Steps to use lighting in OpenGL $\alpha \Rightarrow$ Enable lighting $\beta \Rightarrow$ Choose light name such as GL_LIGHT0 or GL_LIGHT1 etc. $\gamma \Rightarrow$ Set up Normal $\delta \Rightarrow$ Set up Material $\epsilon \Rightarrow$ Draw stuff
    GLfloat cyan[] = {0.f, .8f, .8f, 1.f};
GLfloat light1_position[] = {1.0, 1.0, 1.0, 0.0};
glEnable(GL_LIGHTING);
glEnable(GL_LIGHT0);
glLightfv(GL_LIGHT0, GL_POSITION, light1_position);
glMaterialfv(GL_FRONT, GL_DIFFUSE, cyan);

glNormal3d(0, 1, 0);
glMaterialfv(GL_FRONT, GL_AMBIENT_AND_DIFFUSE, cyan);
glVertex3f(-1, 0, 1);
glVertex3f(1, 0, 1);
glVertex3f(1, 0, -1);
glVertex3f(-1, 0, -1);
glEnd();

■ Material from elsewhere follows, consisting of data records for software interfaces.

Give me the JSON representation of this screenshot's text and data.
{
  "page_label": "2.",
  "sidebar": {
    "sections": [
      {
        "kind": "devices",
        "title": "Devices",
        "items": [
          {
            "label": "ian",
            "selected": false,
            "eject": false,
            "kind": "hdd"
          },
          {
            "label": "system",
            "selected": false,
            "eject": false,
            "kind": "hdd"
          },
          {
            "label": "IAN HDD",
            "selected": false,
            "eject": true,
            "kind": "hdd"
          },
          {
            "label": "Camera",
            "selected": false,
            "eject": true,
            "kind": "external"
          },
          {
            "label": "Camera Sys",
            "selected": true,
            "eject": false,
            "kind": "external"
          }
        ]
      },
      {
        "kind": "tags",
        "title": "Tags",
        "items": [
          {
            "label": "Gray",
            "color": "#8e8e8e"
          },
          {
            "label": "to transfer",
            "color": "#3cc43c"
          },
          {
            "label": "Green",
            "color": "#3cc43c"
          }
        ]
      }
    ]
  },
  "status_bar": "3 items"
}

Transparent or Blender
1. Enable Blender in OpenGL 2. Use glColor4f instead of glColor3f 3. set each vertex for different colors
	glEnable(GL_BLEND);
glBlendFunc(GL_SRC_ALPHA, GL_ONE_MINUS_SRC_ALPHA);

glColor4f(0, 0, 1, 0.5) // alpha = 0.5

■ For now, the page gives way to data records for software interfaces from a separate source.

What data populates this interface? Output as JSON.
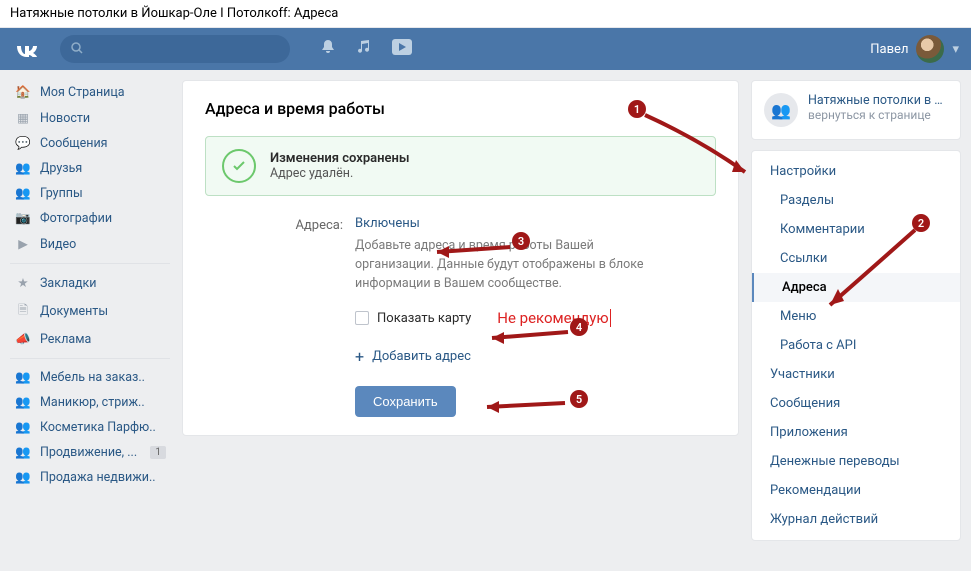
{
  "browser_title": "Натяжные потолки в Йошкар-Оле I Потолкоff: Адреса",
  "user_name": "Павел",
  "leftnav": {
    "main": [
      {
        "icon": "🏠",
        "label": "Моя Страница"
      },
      {
        "icon": "▦",
        "label": "Новости"
      },
      {
        "icon": "💬",
        "label": "Сообщения"
      },
      {
        "icon": "👥",
        "label": "Друзья"
      },
      {
        "icon": "👥",
        "label": "Группы"
      },
      {
        "icon": "📷",
        "label": "Фотографии"
      },
      {
        "icon": "▶",
        "label": "Видео"
      }
    ],
    "second": [
      {
        "icon": "★",
        "label": "Закладки"
      },
      {
        "icon": "🗎",
        "label": "Документы"
      },
      {
        "icon": "📣",
        "label": "Реклама"
      }
    ],
    "third": [
      {
        "icon": "👥",
        "label": "Мебель на заказ..",
        "badge": ""
      },
      {
        "icon": "👥",
        "label": "Маникюр, стриж..",
        "badge": ""
      },
      {
        "icon": "👥",
        "label": "Косметика Парфю..",
        "badge": ""
      },
      {
        "icon": "👥",
        "label": "Продвижение, ...",
        "badge": "1"
      },
      {
        "icon": "👥",
        "label": "Продажа недвижи..",
        "badge": ""
      }
    ]
  },
  "page": {
    "title": "Адреса и время работы",
    "alert_title": "Изменения сохранены",
    "alert_sub": "Адрес удалён.",
    "field_label": "Адреса:",
    "field_value": "Включены",
    "hint": "Добавьте адреса и время работы Вашей организации. Данные будут отображены в блоке информации в Вашем сообществе.",
    "checkbox_label": "Показать карту",
    "add_label": "Добавить адрес",
    "save_label": "Сохранить"
  },
  "annotation_text": "Не рекомендую",
  "group": {
    "name": "Натяжные потолки в Йо…",
    "back": "вернуться к странице"
  },
  "rightnav": [
    {
      "label": "Настройки",
      "sub": false,
      "active": false
    },
    {
      "label": "Разделы",
      "sub": true,
      "active": false
    },
    {
      "label": "Комментарии",
      "sub": true,
      "active": false
    },
    {
      "label": "Ссылки",
      "sub": true,
      "active": false
    },
    {
      "label": "Адреса",
      "sub": true,
      "active": true
    },
    {
      "label": "Меню",
      "sub": true,
      "active": false
    },
    {
      "label": "Работа с API",
      "sub": true,
      "active": false
    },
    {
      "label": "Участники",
      "sub": false,
      "active": false
    },
    {
      "label": "Сообщения",
      "sub": false,
      "active": false
    },
    {
      "label": "Приложения",
      "sub": false,
      "active": false
    },
    {
      "label": "Денежные переводы",
      "sub": false,
      "active": false
    },
    {
      "label": "Рекомендации",
      "sub": false,
      "active": false
    },
    {
      "label": "Журнал действий",
      "sub": false,
      "active": false
    }
  ],
  "annot_numbers": [
    "1",
    "2",
    "3",
    "4",
    "5"
  ]
}
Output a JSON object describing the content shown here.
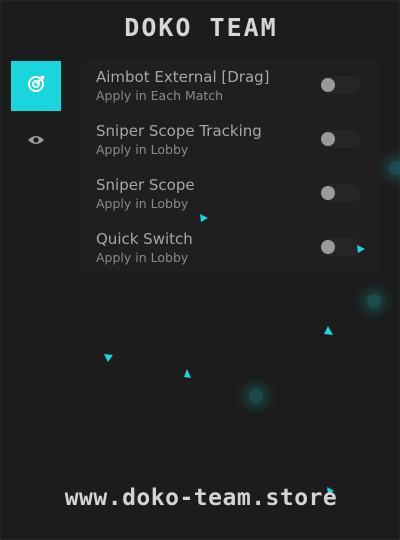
{
  "header": {
    "title": "DOKO TEAM"
  },
  "sidebar": {
    "items": [
      {
        "icon": "target-icon",
        "active": true
      },
      {
        "icon": "eye-icon",
        "active": false
      }
    ]
  },
  "features": [
    {
      "label": "Aimbot External [Drag]",
      "sub": "Apply in Each Match",
      "enabled": false
    },
    {
      "label": "Sniper Scope Tracking",
      "sub": "Apply in Lobby",
      "enabled": false
    },
    {
      "label": "Sniper Scope",
      "sub": "Apply in Lobby",
      "enabled": false
    },
    {
      "label": "Quick Switch",
      "sub": "Apply in Lobby",
      "enabled": false
    }
  ],
  "footer": {
    "url": "www.doko-team.store"
  },
  "colors": {
    "accent": "#18d6dc",
    "background": "#1c1c1c",
    "text": "#a7a7a7"
  }
}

GLSL and Vertex and Fragment Shader

$M = \begin{pmatrix} 1.0 & 0.0 & 0.0 & 1.0 \\ 0.0 & 1.0 & 0.0 & 2.0 \\ 0.0 & 0.0 & 1.0 & 0.0 \\ 0.0 & 0.0 & 0.0 & 1.0 \\ \end{pmatrix}$
OpenGL default projection, default coordinate system X and Y
If you do not set up the perspective(gluPerspective), frustum(glFrustrum) matrix or orthogonal matrix(glOrtho), what is the default matrix for in OpenGL? The default one is orthogonal matrix. OpenGL Coordinate system is [-x, +x] = [-1, 1], [-y, y] = [-1, 1]
How to map screen Coordinate System to OpenGL Coordinate System
Problem: How to check whether a mouse pointer is inside a triangle? Problem: Mouse pointer is the screen coordinate system (800 pixel x 800 pixel) Triangle is in [-x, +x] = [-1, +1], [-y, +y] = [-1, +1] Screen Coordinate System ⇒ top left (0, 0), bottom right (800, 800) OpenGL Coordinate System is: [-x, +x] = [-1, +1] [-y, +y] = [-1, +1] (0, 0) is at the center of screen (+1, 0) is the right most point on X-axis (-1, 0) is the left most point on X-axis (0, +1) is the top point on the Y-axis (0, -1) is the bottom point on the Y-axis How to map mouse pointer in screen coordinate to OpenGL coordinate
  Width = 800  // screen width
Height = 800 // screen height
w = Width/2
h = Height/2

x = x0*w     // x0 OpenGL Coordinate  -1 <= x0 <= 1
y = y0*h     // y0 OpenGL Coordinate  -1 <= y0 <= 1

xx = w + x0*w
yy = h + y0*w

// (xx, yy) is the screen Coordinate in pixel